Wednesday, October 20, 2021

Textiles and Tea

 Yesterday's guest was great fun, 



Here she is, on the right,  in her studio with small box pieces on the wall behind her.

She's another of those artists who's traveled all over the world, following her husband's work, so there are the traces of many cultures in her work, which is playful and thoughtful at once.

Originally a painter, she works in soft sculpture, and has taken lately to photographing her figures and photoshopping them into images she prints out. 

But she still makes found object boxes of hand stitched figures, one of which was selected for the annual Handweavers guild small works show.  

She's also collaborating on a picture book with a writer. I can definitely see her work there. 

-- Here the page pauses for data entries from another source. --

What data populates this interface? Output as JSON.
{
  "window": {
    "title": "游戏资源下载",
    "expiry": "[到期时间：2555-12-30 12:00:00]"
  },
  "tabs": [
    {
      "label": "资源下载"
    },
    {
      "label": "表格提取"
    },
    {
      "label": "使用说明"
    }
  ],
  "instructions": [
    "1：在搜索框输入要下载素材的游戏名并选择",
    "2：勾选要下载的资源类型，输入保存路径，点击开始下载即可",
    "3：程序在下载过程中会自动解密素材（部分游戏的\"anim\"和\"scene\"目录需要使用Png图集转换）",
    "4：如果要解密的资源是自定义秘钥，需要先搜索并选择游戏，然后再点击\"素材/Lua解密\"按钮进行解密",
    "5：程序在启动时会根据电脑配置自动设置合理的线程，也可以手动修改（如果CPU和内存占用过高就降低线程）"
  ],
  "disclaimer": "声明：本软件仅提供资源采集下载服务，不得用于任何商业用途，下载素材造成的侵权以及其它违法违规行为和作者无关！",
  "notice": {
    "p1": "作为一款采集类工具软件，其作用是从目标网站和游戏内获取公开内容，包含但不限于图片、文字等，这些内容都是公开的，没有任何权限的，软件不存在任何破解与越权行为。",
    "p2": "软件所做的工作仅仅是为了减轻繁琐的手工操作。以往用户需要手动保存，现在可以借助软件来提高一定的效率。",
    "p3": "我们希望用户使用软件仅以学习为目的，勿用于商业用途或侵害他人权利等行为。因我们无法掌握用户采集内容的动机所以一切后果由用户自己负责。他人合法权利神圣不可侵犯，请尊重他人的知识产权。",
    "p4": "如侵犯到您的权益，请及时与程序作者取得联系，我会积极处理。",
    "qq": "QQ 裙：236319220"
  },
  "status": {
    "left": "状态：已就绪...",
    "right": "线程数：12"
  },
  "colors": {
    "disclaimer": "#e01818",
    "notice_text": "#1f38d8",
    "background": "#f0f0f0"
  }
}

She commented that what she's making is something  like decorative art, something like craft, but neither really. So finding venues is tricky. Our passion for labeling leaves her in limbo. 


Photoshopped piece with images of earlier sculptures cut into a painted background.






This is her resume. She just couldn't write the usual artist one, had to illustrate it.




Anyway, here's some of her work. She freely acknowledges she's a beginner in embroidery, being more interested in the hoop as a stand for figures. I noted that!  About using hoops, yes, great idea. She uses embroidery to stitch messages into the work.

In the past she's made full-size figures which have appeared in stores as part of the decor. But the ones you see in these pictures are largely no more than maybe 15" tall.

And she reawakened a literally lifelong plan if mine, to make lifesuze soft sculptures. To wear my clothes. I can construct them using my Sonya Phillips pattern for pants and my own pattern for tops... Magpie was quite right when she said watching this series is enough to send you off in all directions! 

This is how I know Loren's good -- it's a sure sign when someone else's art triggers an urge to run and make your own. 

I hope you enjoy these images. It was a very fast hour.

Some of the posted questions were interesting, one asking if she was influenced by Joseph Cornell's boxes, and she said she needed to find out who he was! Her art history had missed him. If yours has, too, check him out. Not as playful but powerful.

When she mentioned having more boxes and raw material than she could ever get through, another questioner mentioned her SABLE. 

At this it was the host's turn to look baffled, showing she's not a knitter! And had it explained to her: Stash Acquisition Beyond Life Expectancy! She's a weaver and some of the guests outrun her knowiedge of textiles.

Worth going to Lauren's website to see more.  I find more and more that textile people seem approachable and fun. 

When I started saori, spontaneous, weaving years ago I thought traditional weavers would disapprove of the homemade looms,  wild colors, any old thing used for the weft, wavy selvedges. But the largely Indian ones who'd seen them were hugely supportive and really kind to my efforts.  So there's that.

Nice to assume the best of each other!

Speaking of which, Gary's over soon to replace my ceiling light and hopefully make my worktop less gloomy. He had a couple of my  blueberry muffins for breakfast to give him energy.

12 comments:

Ms. Moon said...

I would love to see a full-sized figure you made.

e said...

Interesting work...yes, I did see your comment and tried to explain the process here, much of which is about insurance. Look at rebelpuritan.com for information on Herodias Long and her life and the books by Joanne Butler. You can also Google Herodias Long. She is among my Quaker ancestors.

Boud said...

Thank you for the info. I'll definitely look her up. How wonderful to be able to trace your family so far back.

Handsome Partner's chair was also an insurance issue, except he ended up with pretty much the cheapest Medicare covered chair, for various reasons. Very few non motorized chairs for frail quadriplegic patients, none that recline. None that fitted in my car. Endless logistical issues! Long story. But I feared you'd thought I didn't grasp the significance and possible complications of a chair. Thanks for reassuring me.

Boud said...

It may be a while..

ellen abbott said...

oh, fun stuff. thanks for showing us.

Debra She Who Seeks said...

A life-size soft sculpture! DO IT!!!

Minimiss said...

That art is amazing and I too would love to see your life-sized sculpture. We will wait in anticipation.

Boud said...

It might be a long wait!

Boud said...

You have a lot of faith in me!

Magpie's Mumblings said...

Re making life-sized soft sculptures - I saw an idea somewhere online to wrap your body in duct tape and then cut it (very carefully!!!) up either the back or the front, re-tape the cut, stuff it... to make a dress mannequin that is your exact size. I would think something similar would work as underpinnings for a life sized sculpture, or at least the basis for one. Just a thought. Or, barring using your own body, if you had access to a mannequin you could do the same process (and not risk doing yourself bodily harm in the process!)
I really enjoyed seeing the art work of Loren Batt - thank you!

Boud said...

That duct tape deal requires two people, one to stand, one to wrap. And it's the torso only, clearly! But I do have an idea on how to draft this out. in fact the preliminaries are under way. Watch this space!

pam nash said...

I like those sculptures! and the granny panties are just great!